* _RECORDED DATA_:
_ _ _ _ _ _ _
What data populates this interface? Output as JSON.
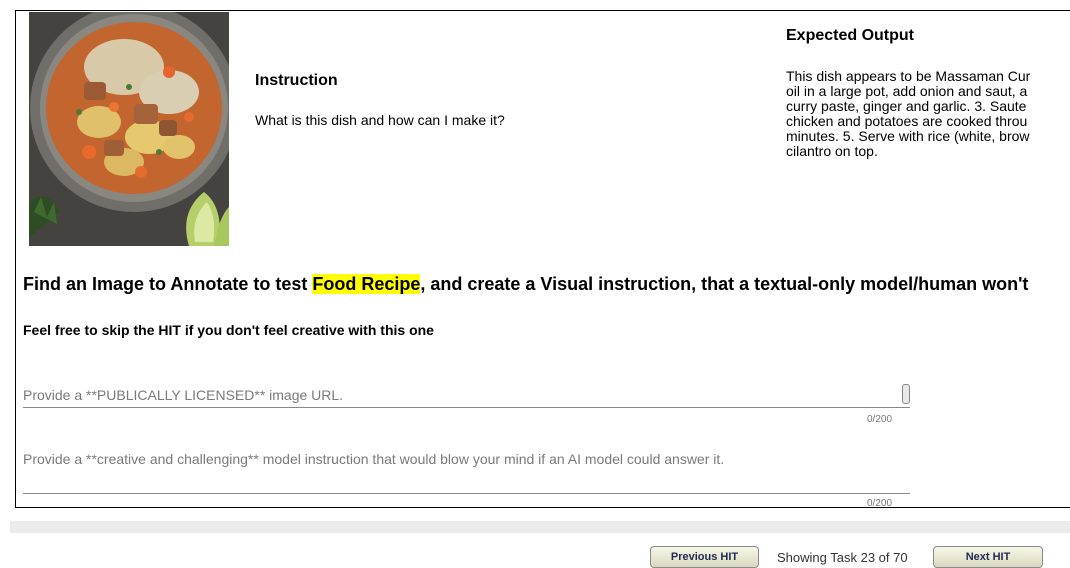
{
  "image": {
    "alt": "food dish photo",
    "subject": "Massaman curry with chicken, potatoes, carrots, rice and lime"
  },
  "instruction": {
    "heading": "Instruction",
    "text": "What is this dish and how can I make it?"
  },
  "expected_output": {
    "heading": "Expected Output",
    "lines": [
      "This dish appears to be Massaman Cur",
      "oil in a large pot, add onion and saut, a",
      "curry paste, ginger and garlic. 3. Saute",
      "chicken and potatoes are cooked throu",
      "minutes. 5. Serve with rice (white, brow",
      "cilantro on top."
    ]
  },
  "task": {
    "title_before": "Find an Image to Annotate to test ",
    "title_highlight": "Food Recipe",
    "title_after": ", and create a Visual instruction, that a textual-only model/human won't",
    "subtitle": "Feel free to skip the HIT if you don't feel creative with this one"
  },
  "form": {
    "url_placeholder": "Provide a **PUBLICALLY LICENSED** image URL.",
    "url_counter": "0/200",
    "instruction_placeholder": "Provide a **creative and challenging** model instruction that would blow your mind if an AI model could answer it.",
    "instruction_counter": "0/200"
  },
  "footer": {
    "prev_label": "Previous HIT",
    "status": "Showing Task 23 of 70",
    "next_label": "Next HIT"
  },
  "colors": {
    "highlight": "#ffff00",
    "button_text": "#1f2a55"
  }
}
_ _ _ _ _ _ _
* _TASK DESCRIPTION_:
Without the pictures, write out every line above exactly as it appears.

* _EXERCISE OUTPUT_:
What data populates this interface? Output as JSON.
{
  "image": {
    "alt": "food dish photo",
    "subject": "Massaman curry with chicken, potatoes, carrots, rice and lime"
  },
  "instruction": {
    "heading": "Instruction",
    "text": "What is this dish and how can I make it?"
  },
  "expected_output": {
    "heading": "Expected Output",
    "lines": [
      "This dish appears to be Massaman Cur",
      "oil in a large pot, add onion and saut, a",
      "curry paste, ginger and garlic. 3. Saute",
      "chicken and potatoes are cooked throu",
      "minutes. 5. Serve with rice (white, brow",
      "cilantro on top."
    ]
  },
  "task": {
    "title_before": "Find an Image to Annotate to test ",
    "title_highlight": "Food Recipe",
    "title_after": ", and create a Visual instruction, that a textual-only model/human won't",
    "subtitle": "Feel free to skip the HIT if you don't feel creative with this one"
  },
  "form": {
    "url_placeholder": "Provide a **PUBLICALLY LICENSED** image URL.",
    "url_counter": "0/200",
    "instruction_placeholder": "Provide a **creative and challenging** model instruction that would blow your mind if an AI model could answer it.",
    "instruction_counter": "0/200"
  },
  "footer": {
    "prev_label": "Previous HIT",
    "status": "Showing Task 23 of 70",
    "next_label": "Next HIT"
  },
  "colors": {
    "highlight": "#ffff00",
    "button_text": "#1f2a55"
  }
}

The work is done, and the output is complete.